*** RECORDS SHOWN

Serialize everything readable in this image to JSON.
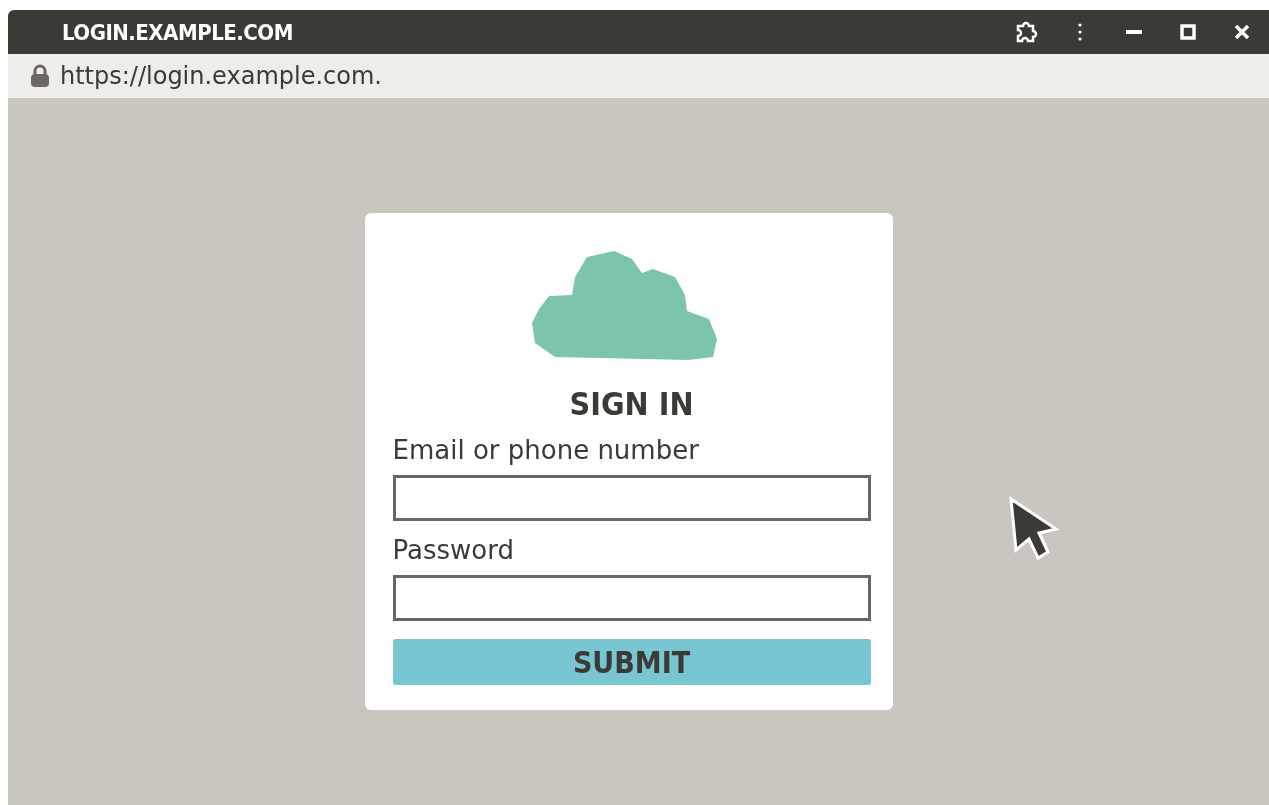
{
  "window": {
    "title": "LOGIN.EXAMPLE.COM"
  },
  "address_bar": {
    "url": "https://login.example.com."
  },
  "form": {
    "title": "SIGN IN",
    "fields": [
      {
        "label": "Email or phone number"
      },
      {
        "label": "Password"
      }
    ],
    "submit": "SUBMIT"
  }
}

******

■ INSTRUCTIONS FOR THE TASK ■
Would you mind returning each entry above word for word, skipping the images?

■ RESPONSE TO THIS EXERCISE ■
Serialize everything readable in this image to JSON.
{
  "window": {
    "title": "LOGIN.EXAMPLE.COM"
  },
  "address_bar": {
    "url": "https://login.example.com."
  },
  "form": {
    "title": "SIGN IN",
    "fields": [
      {
        "label": "Email or phone number"
      },
      {
        "label": "Password"
      }
    ],
    "submit": "SUBMIT"
  }
}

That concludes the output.